By Sy Hughes
When I joined the foundation related to a small military school in Virginia, my boss, a retired U.S. Army colonel, made it clear. “If anyone wants to designate a gift, you say, ‘yes sir/ma’am and thank you.’’’ Not having been in the military myself, I thought this was a grand time to make a joke. “Well what if its for something silly, like basket weaving?” His look made it very clear, “Yes sir/ma’am and thank you” was the correct response.
What I did not understand at the time was a person’s designated gift is not the end of our friendship, rather the beginning. They are giving us permission to share the story of the institution and how those resources can shape the lives of young people for generations to come. That same philosophy holds true in our congregations. If we are truly the “stewards” in stewardship, then our responsibility is to educate about the use of resources and the impact financial support makes. If we are to grow our relationships, we must demonstrate that we are truly stewards of the resources that have been entrusted to us.
One role of stewards is to seek opportunities to tell our story and to invite people into the story. Imagine the story of Jesus feeding the 5,000 told from the perspective of the baker who made the bread the boy brought to Jesus. If the baker did not know what eventually happened to the bread, it would be either a very short story, a dull story or likely both. The story’s miraculous account of caring and sharing, and its powerful point about abundance would be missed. People who insist on designation might be inspired to broaden their giving by learning how they are a part of a fuller story.
You have likely encountered the conversation about “not wanting to give to pay the power bill and only wants their dollars to go to XYZ.” Think of using that conversation to tell the story of all the mission and ministry that happens within the church. The youth groups that have a fun and caring place meet. The local non-profits that could not carry out their mission without the office space the church provides. The addiction and recovery groups that rely on the safety and security of the church. I’m sure the pastor appreciates light by which to write sermons. In times such as these, we are reminded that the church isn’t just one thing; it’s a wonderful story waiting to be shared.
The Presbyterian Mission Agency (PMA) has countless ways for people to get involved through prayer, action, and giving. Each avenue is an opportunity to come alongside other U.S. Presbyterians who have responded to the call of Jesus Christ by proclaiming and living out their faith, and by laboring with love and energy to promote God’s justice in the world. Those of us who serve PMA have a great story to share, and I know that each congregation I visit in my travels does as well.
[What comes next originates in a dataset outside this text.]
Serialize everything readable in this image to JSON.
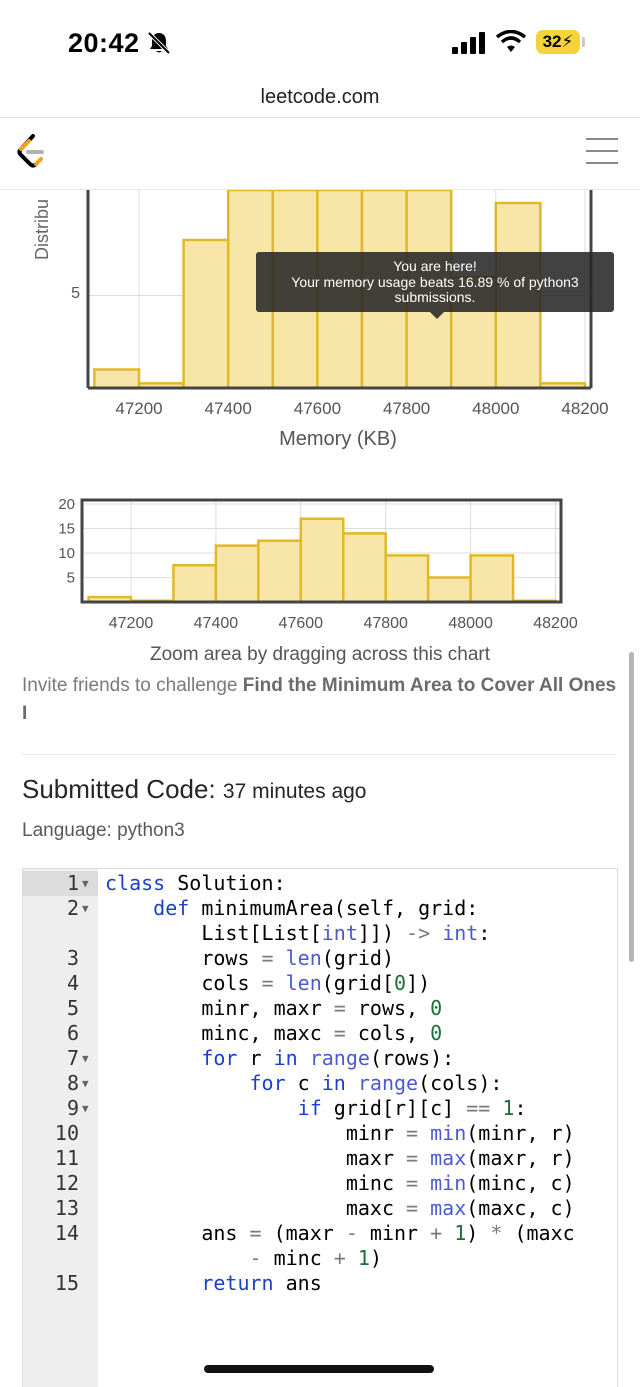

As faithful stewards, one of our key goals is to seek opportunities to tell these stories.
Sy Hughes is a mission engagement associate for the Presbyterian Mission Agency.